The industry is in sticky (eh?) spot right now when it comes to strategies on branding. And in an even trickier situation when it comes to packaging. While attending Denver Startup Week last year, I attended a few sessions on the cannabis track. There were halting alerts surrounding social media account shut downs and nervous energy around the question, “Well, what can we say?”
Over the past year at BrandJuice, we have incubated a benefits-first skincare project called Mox Mind + Body Care. The goal: create a gender-neutral brand with expert nutrient formulations enhanced by the power of CBD. So now that I’ve truly been in the weeds (hey-oh) on this topic, I have a few tips for how designers can make dope projects like this a little bit easier:
Okay, really you should be doing this for every brand. There needs to be a hierarchy of tone and content with a strong strategy for utilization of graphic elements. For Mox, we created a layered system that implied movement and emotion. Through this we were able to make a startup brand, that launched with minimal visual assets, look alive.
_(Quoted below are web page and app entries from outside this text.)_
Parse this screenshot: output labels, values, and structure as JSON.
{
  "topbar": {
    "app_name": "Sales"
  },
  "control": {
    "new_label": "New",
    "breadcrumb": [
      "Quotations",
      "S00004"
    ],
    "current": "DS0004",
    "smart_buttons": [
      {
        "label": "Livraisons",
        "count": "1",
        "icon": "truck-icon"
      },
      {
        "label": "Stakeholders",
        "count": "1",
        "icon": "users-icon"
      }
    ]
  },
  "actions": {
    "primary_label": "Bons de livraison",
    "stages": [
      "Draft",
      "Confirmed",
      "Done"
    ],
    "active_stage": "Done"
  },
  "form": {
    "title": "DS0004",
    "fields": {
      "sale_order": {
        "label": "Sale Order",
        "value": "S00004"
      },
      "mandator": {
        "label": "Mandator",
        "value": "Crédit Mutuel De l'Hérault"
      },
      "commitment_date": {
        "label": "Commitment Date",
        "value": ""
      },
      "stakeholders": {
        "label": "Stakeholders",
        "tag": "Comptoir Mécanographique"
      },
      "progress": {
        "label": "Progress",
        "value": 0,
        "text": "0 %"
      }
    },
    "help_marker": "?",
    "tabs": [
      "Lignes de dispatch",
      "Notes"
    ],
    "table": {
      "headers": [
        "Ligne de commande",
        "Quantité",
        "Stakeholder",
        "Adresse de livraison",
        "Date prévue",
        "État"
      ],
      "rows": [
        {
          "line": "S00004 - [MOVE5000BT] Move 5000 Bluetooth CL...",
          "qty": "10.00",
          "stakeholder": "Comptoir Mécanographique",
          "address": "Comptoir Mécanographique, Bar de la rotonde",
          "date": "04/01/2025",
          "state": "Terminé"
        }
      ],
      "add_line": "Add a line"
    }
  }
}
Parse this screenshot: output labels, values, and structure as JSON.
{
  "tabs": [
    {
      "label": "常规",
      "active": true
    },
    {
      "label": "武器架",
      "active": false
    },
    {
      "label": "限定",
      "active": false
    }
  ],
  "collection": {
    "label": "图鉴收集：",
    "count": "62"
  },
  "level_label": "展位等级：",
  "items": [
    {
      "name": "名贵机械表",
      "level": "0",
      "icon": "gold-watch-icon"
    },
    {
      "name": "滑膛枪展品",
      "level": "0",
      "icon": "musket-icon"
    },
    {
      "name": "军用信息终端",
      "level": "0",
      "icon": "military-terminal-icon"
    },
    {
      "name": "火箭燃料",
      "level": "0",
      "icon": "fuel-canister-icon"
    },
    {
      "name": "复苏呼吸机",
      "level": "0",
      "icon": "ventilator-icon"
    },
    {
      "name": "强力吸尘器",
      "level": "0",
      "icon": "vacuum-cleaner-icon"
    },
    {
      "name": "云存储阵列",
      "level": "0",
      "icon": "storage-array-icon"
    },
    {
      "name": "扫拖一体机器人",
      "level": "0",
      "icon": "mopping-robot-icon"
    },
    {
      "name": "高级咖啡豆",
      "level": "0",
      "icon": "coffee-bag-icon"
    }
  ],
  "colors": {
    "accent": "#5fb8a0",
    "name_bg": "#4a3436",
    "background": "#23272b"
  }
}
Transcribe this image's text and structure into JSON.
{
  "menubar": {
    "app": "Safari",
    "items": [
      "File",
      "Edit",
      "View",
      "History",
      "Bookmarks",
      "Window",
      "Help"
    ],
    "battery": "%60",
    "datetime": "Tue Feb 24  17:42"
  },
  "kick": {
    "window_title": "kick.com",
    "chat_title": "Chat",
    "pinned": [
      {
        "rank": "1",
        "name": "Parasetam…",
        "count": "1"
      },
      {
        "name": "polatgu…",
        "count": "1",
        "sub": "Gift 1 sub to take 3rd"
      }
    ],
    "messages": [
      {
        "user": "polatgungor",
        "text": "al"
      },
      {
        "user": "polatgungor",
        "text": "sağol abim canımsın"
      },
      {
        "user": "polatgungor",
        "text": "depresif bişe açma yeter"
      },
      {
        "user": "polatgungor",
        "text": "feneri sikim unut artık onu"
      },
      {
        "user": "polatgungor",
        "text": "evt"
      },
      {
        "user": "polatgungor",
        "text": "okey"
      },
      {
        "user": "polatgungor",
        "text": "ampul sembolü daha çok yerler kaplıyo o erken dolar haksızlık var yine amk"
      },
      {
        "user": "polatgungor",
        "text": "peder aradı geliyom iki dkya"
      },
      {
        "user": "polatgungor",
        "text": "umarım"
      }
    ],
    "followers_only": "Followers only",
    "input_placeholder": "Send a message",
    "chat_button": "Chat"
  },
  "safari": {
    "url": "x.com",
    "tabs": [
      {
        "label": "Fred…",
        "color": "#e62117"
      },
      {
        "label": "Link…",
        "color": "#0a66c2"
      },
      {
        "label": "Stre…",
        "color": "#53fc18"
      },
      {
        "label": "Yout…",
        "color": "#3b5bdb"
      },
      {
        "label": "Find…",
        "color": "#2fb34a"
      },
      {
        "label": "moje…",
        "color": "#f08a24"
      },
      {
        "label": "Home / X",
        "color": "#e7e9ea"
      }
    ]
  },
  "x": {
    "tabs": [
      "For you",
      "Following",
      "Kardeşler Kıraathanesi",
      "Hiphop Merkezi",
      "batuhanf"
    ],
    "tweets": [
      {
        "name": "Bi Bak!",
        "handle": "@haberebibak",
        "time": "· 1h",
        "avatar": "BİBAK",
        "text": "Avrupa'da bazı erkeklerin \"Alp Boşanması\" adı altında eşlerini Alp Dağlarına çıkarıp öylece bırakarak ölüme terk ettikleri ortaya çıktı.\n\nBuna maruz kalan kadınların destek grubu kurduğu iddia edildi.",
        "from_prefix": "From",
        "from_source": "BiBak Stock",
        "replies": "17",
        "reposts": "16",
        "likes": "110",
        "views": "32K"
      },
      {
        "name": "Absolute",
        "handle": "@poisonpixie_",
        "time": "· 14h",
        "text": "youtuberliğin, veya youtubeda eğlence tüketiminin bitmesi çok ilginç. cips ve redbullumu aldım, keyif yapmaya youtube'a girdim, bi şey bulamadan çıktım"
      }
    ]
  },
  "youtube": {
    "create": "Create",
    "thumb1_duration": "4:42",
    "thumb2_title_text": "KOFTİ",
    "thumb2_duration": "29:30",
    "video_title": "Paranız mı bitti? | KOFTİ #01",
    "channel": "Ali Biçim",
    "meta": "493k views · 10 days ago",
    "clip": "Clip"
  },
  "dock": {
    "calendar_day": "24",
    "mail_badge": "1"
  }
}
Since a system is by definition an “organized method”, you can use these self-created “rules” to put an understanding on the personality and creative expression. Create foundational elements with fortitude and permanence so that you can retain flexibility and artistic license on other items in your system. This also allows for easy future expansion of the product line. Remember: a successful brand must be able to scale.
There are some great examples out there for how design systems have been implemented (check this Starbucks one).
There will be surprises. You will likely spend weeks, if not months, in legal review. Tweaks to wording one day can snowball into larger changes to your product line overall. (Build that into your timeline). But that doesn’t mean your work quality overall needs to suffer. Through your research process, you’ve likely identified areas in messaging, packaging claims, etc. that feel a little less secure than others. Take note of these potentially precarious areas early on in the project, and keep an eye out for ways to get ahead of them. One great place to start is by making sure your design specifications are solid when it comes to FDA guidelines. That can end up saving you a lot of time on the backend with proofing.
And when it comes to placing your product, you will likely find that each retailer is looking to speak to its consumer in a way that creates a unique and ownable experience. In order to meet these goals, your brand needs to balance maintaining its core essence and being a good partner. This is where your design system really puts itself into action. Plan to be agile and use the scalable elements of your design to bring that experience to life.
Packaging means paper samples, PMS matching, and printing techniques. In other words, the stuff designer dreams are made of. But your first step should really be building a great relationship with your printing partner. Chances are, they know more than you about this stuff. They’ve seen it all. At the same time, they want to make something beautiful and impactful too. Go visit them and have some frank conversations about all of the possibilities. They may just have some super cool trick to accomplish that coating feel you want without a massive cost increase.
Once you head into production on dielines, take the time to make clean files for pre-press. Give them access to color codes and delete the unused swatches. Use labeled layers in Illustrator. And when it does come time to make a tweak to the way we talk about CBD claims, they are much more likely to oblige on their end.
It’s not often that we get to witness industry-shattering goods burst onto the scene via legalization. Cannabis is a conversation-thickening agent making its way into the consumer stream as an “ingredient”. The team and I are pretty pumped to continue exploring how it works in tandem with other active ingredients to create seriously inspired products.